Heavily involved leading YANA as well as co-chairing Project Redwood, the social philanthropy fund managed by alumni from the Stanford Business School, Ken found himself busier than ever. 

But in May 2017, another opportunity presented itself that he could not turn down and he accepted the role as Executive Director for New York Professional Advisors for Community Entrepreneurs (NYPACE), a nonprofit that recruits and mobilizes volunteer advisors to help underserved entrepreneurs in New York City. 

“We can only help a fraction of the businesses who need it but those selected see genuine benefit.  Our volunteer advisor teams help small businesses increase profitability by giving them a greater understanding of their finances – particularly cost analysis, breakeven modeling, and cash management.   A team of four advisors work with one entrepreneur over a 90 day window – and the results, more often than not, are transformational. “

At the New York Mortgage Coalition’s 25th anniversary event in 2018, Ken reconnected with a lot of people from the Coalition.  

“I think the very fact that NYMC has continued for 25 years speaks volumes.  Of course factors such as affordability, pricing, and inventory are no better than they were 25 years ago, and in some cases they are worse. “

He likes the bold thinking coming out of NYMC and Executive Director Rebecca Senn – “Rebecca was young, energetic, and fearless when she became ED in 2015 – I have every confidence in her ability to recognize and seize the right opportunities for the Coalition.”  

As a believer in collaboration, might NYPACE and NYMC someday possibly collaborate to help entrepreneurs and their employees become homeowners?

“I’d love to see it.  After all, at NYPACE our ultimate goal is creating sustainable jobs for the underserved – and at NYMC it’s affordable homeownership. I’ve always thought that the best housing policy is a good job, which means we’re in an ideal position to explore collaboration.”

Passing the Torch

Ken has nothing but praise for his successor, NYMC Executive Director Rebecca Senn.  

How did he know Rebecca was the right person for the NYMC Executive Director role? 

“Rebecca has the key essentials for successful leadership.  First, she’s not afraid of numbers, she embraces analytics and built the Coalition’s data base.  Second, beyond numbers she’s great with words, writes beautifully.  She crafted the landmark proposal that led to the Coalition’s approval in becoming a HUD intermediary.  

Third, she’s mentally tough and resilient under pressure. Regardless of the circumstances, she never loses her cool, is always gracious.  She first came to us as an intern from Fordham, where she was studying urban planning.  We were flooded with resumes but Rebecca stood out, she had a calm assurance about her, no need for bluster - she lets her work speak for itself.  

Both Ken and Rebecca have participated in Harvard’s “Achieving Excellence” program and found it to be a life changing experience.  
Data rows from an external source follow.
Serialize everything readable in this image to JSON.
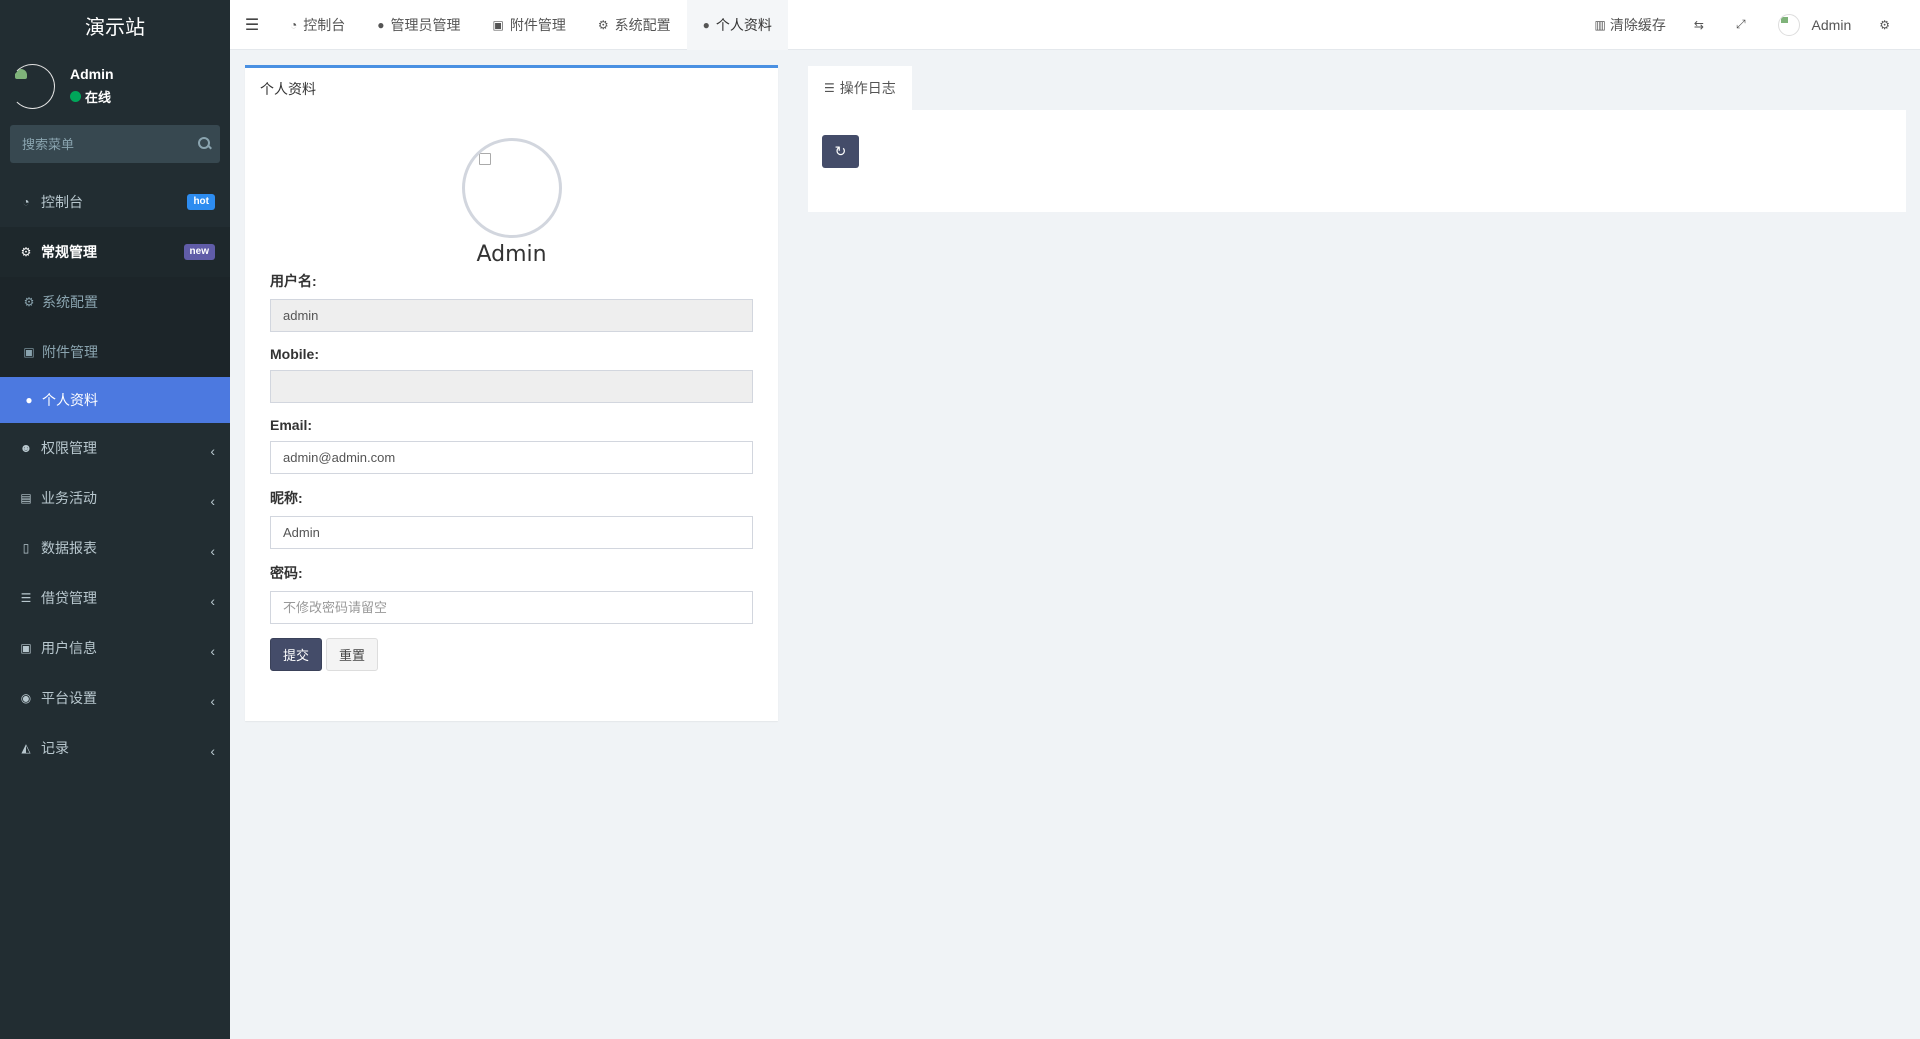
{
  "app": {
    "site_name": "演示站"
  },
  "user_panel": {
    "name": "Admin",
    "status": "在线"
  },
  "sidebar_search": {
    "placeholder": "搜索菜单"
  },
  "menu": {
    "dashboard": {
      "label": "控制台",
      "badge": "hot",
      "icon": "dashboard-icon"
    },
    "general": {
      "label": "常规管理",
      "badge": "new",
      "icon": "cogs-icon"
    },
    "general_sub": [
      {
        "label": "系统配置",
        "icon": "gear-icon"
      },
      {
        "label": "附件管理",
        "icon": "file-image-icon"
      },
      {
        "label": "个人资料",
        "icon": "user-icon"
      }
    ],
    "items": [
      {
        "label": "权限管理",
        "icon": "users-icon"
      },
      {
        "label": "业务活动",
        "icon": "id-card-icon"
      },
      {
        "label": "数据报表",
        "icon": "file-text-icon"
      },
      {
        "label": "借贷管理",
        "icon": "list-icon"
      },
      {
        "label": "用户信息",
        "icon": "address-book-icon"
      },
      {
        "label": "平台设置",
        "icon": "circle-dot-icon"
      },
      {
        "label": "记录",
        "icon": "area-chart-icon"
      }
    ]
  },
  "header": {
    "tabs": [
      {
        "label": "控制台",
        "icon": "dashboard-icon"
      },
      {
        "label": "管理员管理",
        "icon": "user-icon"
      },
      {
        "label": "附件管理",
        "icon": "file-image-icon"
      },
      {
        "label": "系统配置",
        "icon": "gear-icon"
      },
      {
        "label": "个人资料",
        "icon": "user-icon"
      }
    ],
    "clear_cache": "清除缓存",
    "username": "Admin"
  },
  "profile": {
    "panel_title": "个人资料",
    "name": "Admin",
    "fields": {
      "username_label": "用户名:",
      "username_value": "admin",
      "mobile_label": "Mobile:",
      "mobile_value": "",
      "email_label": "Email:",
      "email_value": "admin@admin.com",
      "nickname_label": "昵称:",
      "nickname_value": "Admin",
      "password_label": "密码:",
      "password_placeholder": "不修改密码请留空"
    },
    "submit_label": "提交",
    "reset_label": "重置"
  },
  "log": {
    "tab_label": "操作日志"
  },
  "colors": {
    "sidebar_bg": "#222d32",
    "active_menu": "#4c79e0",
    "primary_btn": "#444c69"
  }
}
“Learning from and working with 49 other mission-driven leaders in community development over an 18 month period – what could be better?  We were pushed, challenged, affirmed, and inspired by some of the leading social impact minds of our time. Truly an experience I’ll never forget.”